When I arrived he told me the closest radiator shop was in Twin Falls – an hour away.
We each called our “experts” on aluminum radiators and got the consensus that Aluma-Seal is what I should use.
I called up the NAPA in Driggs, ID – only 8 miles up the road from Victor – and got me some.
When I got back to the shop, Hondo was kind enough to let me park The 55 inside the shop.
To me it’s a privilege to be allowed to park in someones shop/garage, so when I saw The 55 was leaking horsepower – I grabbed a mop.
You can check it out on the Laid-back Instagram page.
The next morning, when it was all cooled down, I added the Aluma-Seal to the radiator.
I had never used it before, so I was surprised when it wasn’t a liquid – it’s a tube of little flakes that you pour into the radiator and it “finds the leak and plugs it up.”
After you pour it in, the instructions say to take it for a drive to get a heat cycle in the engine.
Hondo told me to head up the road to Mesa Falls – and that’s what I did.
I’ve never seen so many different shades of green.

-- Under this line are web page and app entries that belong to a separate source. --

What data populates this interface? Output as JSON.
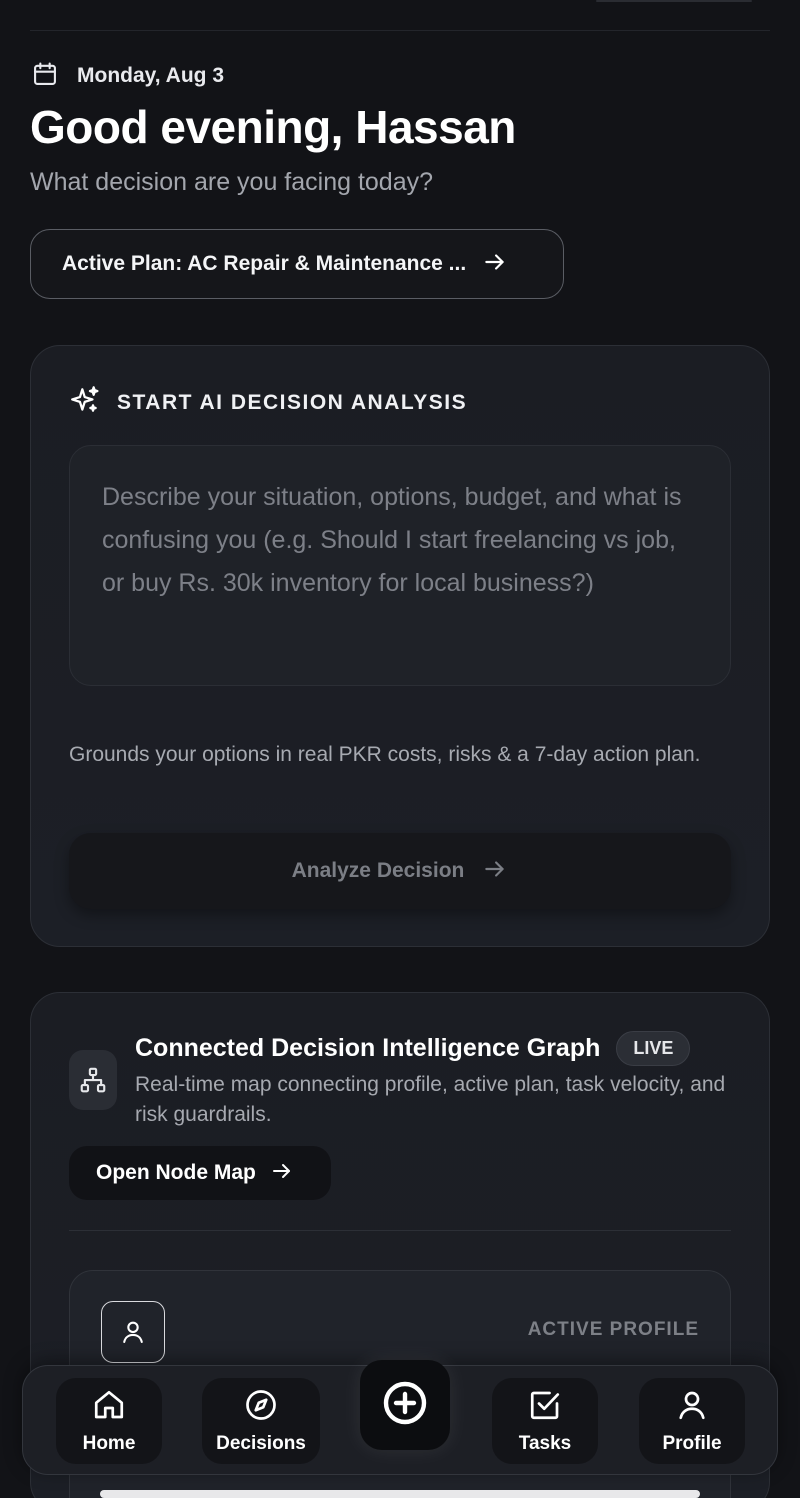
{
  "header": {
    "date": "Monday, Aug 3",
    "greeting": "Good evening, Hassan",
    "subtitle": "What decision are you facing today?",
    "active_plan_label": "Active Plan: AC Repair & Maintenance ..."
  },
  "ai_card": {
    "title": "START AI DECISION ANALYSIS",
    "input_placeholder": "Describe your situation, options, budget, and what is confusing you (e.g. Should I start freelancing vs job, or buy Rs. 30k inventory for local business?)",
    "input_value": "",
    "description": "Grounds your options in real PKR costs, risks & a 7-day action plan.",
    "analyze_label": "Analyze Decision"
  },
  "graph_card": {
    "title": "Connected Decision Intelligence Graph",
    "badge": "LIVE",
    "description": "Real-time map connecting profile, active plan, task velocity, and risk guardrails.",
    "open_label": "Open Node Map",
    "profile_label": "ACTIVE PROFILE"
  },
  "bottom_nav": {
    "items": [
      {
        "label": "Home",
        "icon": "home-icon"
      },
      {
        "label": "Decisions",
        "icon": "compass-icon"
      },
      {
        "label": "Tasks",
        "icon": "checkbox-icon"
      },
      {
        "label": "Profile",
        "icon": "user-icon"
      }
    ],
    "add_icon": "plus-circle-icon"
  },
  "colors": {
    "background": "#121317",
    "card": "#1c1f26",
    "text_primary": "#ffffff",
    "text_muted": "#a3a6ad"
  }
}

Look at the Grand Tetons in the distance – They rise up out of the valley like giant sharks teeth.
Hondo told me I had to stop in the Squirrel Dance Hall & Community Club.

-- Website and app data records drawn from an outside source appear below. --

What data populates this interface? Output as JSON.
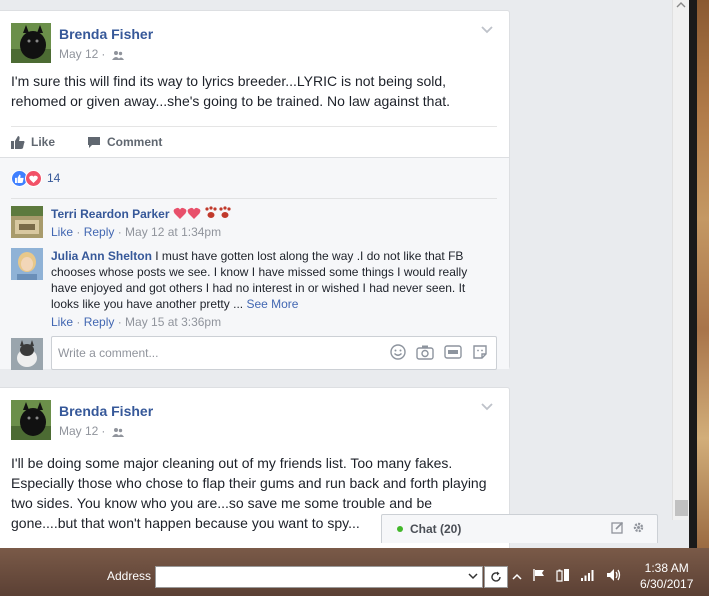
{
  "post1": {
    "author": "Brenda Fisher",
    "date": "May 12",
    "text": "I'm sure this will find its way to lyrics breeder...LYRIC is not being sold, rehomed or given away...she's going to be trained. No law against that.",
    "like_label": "Like",
    "comment_label": "Comment",
    "reaction_count": "14",
    "comments": [
      {
        "name": "Terri Reardon Parker",
        "text": "",
        "like": "Like",
        "reply": "Reply",
        "time": "May 12 at 1:34pm"
      },
      {
        "name": "Julia Ann Shelton",
        "text": "I must have gotten lost along the way .I do not like that FB chooses whose posts we see. I know I have missed some things I would really have enjoyed and got others I had no interest in or wished I had never seen. It looks like you have another pretty ...",
        "see_more": "See More",
        "like": "Like",
        "reply": "Reply",
        "time": "May 15 at 3:36pm"
      }
    ],
    "write_placeholder": "Write a comment..."
  },
  "post2": {
    "author": "Brenda Fisher",
    "date": "May 12",
    "text": "I'll be doing some major cleaning out of my friends list. Too many fakes. Especially those who chose to flap their gums and run back and forth playing two sides. You know who you are...so save me some trouble and be gone....but that won't happen because you want to spy..."
  },
  "chat": {
    "label": "Chat (20)"
  },
  "taskbar": {
    "address_label": "Address",
    "time": "1:38 AM",
    "date": "6/30/2017"
  },
  "colors": {
    "link": "#365899",
    "like_reaction": "#4080ff",
    "love_reaction": "#f25268",
    "online": "#42b72a"
  }
}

They know how to party!
I made it up to Mesa Falls and back to Victor with no leaks.
I guess Aluma-Seal really works.
The next day Hondo was busy, so he helped me organize a little day trip.
I left the stoplight in Victor, ID and took ID-33 up Teton Pass until it turned into WY-22.

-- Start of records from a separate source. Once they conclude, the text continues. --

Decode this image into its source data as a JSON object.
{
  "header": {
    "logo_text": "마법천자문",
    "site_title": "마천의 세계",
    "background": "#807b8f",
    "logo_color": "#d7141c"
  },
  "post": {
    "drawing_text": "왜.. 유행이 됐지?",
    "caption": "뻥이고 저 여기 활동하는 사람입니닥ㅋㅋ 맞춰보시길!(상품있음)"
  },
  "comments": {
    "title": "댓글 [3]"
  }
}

Hondo told me the Teton Pass is the most dangerous road in Wyoming.
It’s two-lanes – one-lane each way – so my top speed was limited to the slowest vehicle in front of me, and it’s got some 10% grades that makes for some good fun.
Just outside of Wilson, WY, at the next stop light, I made a left.
Hondo told me this is the “secret entrance” of Grand Teton National Park and that it’s closed in the winter.
Closed in the winter???
I’m all in!!!
At the park entrance I asked the Ranger for an “America the Beautiful” park pass – it’s $80 and good for a calendar year – and I was on my way.
The “secret entrance” road is about a lane and a half wide, and after a few miles it turns to dirt so I had to purposely slow down and enjoy myself.
Sometimes I get so caught up in getting to the next picture location that I don’t take the time to stop and smell the roses.
The secret entrance road twists and turns thru the trees and eventually spits you out at the Moose entrance to Grand Teton National Park.
I flashed my America the Beautiful park pass a headed on in.
I followed Teton Park Road until it T-ed off at the John D. Rockefeller Jr. Memorial Parkway that leads into Yellowstone National Park.
And since I had my America the Beautiful park pass I cruised right on into Yellowstone National Park.
Grand Teton & Yellowstone are the 19th & 20th National Parks I’ve been to in The 55.
Once I got into Yellowstone, I started to get a little nervous.
The last time I fueled up was in Alpine, WY a few days ago and I had gone almost 400 miles since then.
From my experience, most National Parks don’t have gas stations – of course there are the exceptions – so when I saw a sign for fuel, I followed the road to the Old Faithful gas station and fueled up.
To my surprise, I had almost 10 gallons left in the CPP 29 gallon gas tank and I averaged over 18 mpg!
I left the Old Faithful gas station and headed to the West Yellowstone Entrance.
On the way I crossed over the Continental Divide.
And then into Montana.
Then back into Idaho where I meandered back down into Victor.
But not before hitting the Tetonia Club for a picture of The 55.
As the story goes – The Tetonia Club was built in 1911 and has the first liquor license issued in the Teton Valley.
It’s super legit!!
My time in Idaho with Hondo was fantastic – but it was time to move on.
I added two more states to the ever growing list: Wyoming & Montana.
I added two more National Parks – Grand Teton & Yellowstone.
I saw Mesa Falls, paddle boarded up the Teton River, saw some moose, or moose’s or are they meese’es?
I saw my first ever white Buffalo.
I’m averaging over 18 miles per gallon.
From Victor I’ll head to Colorado to see my Pop, my brother, sister-in-law, nieces & nephew.
Until then – I hope to see you out on the open road.
I left California and headed up to Salt Lake City.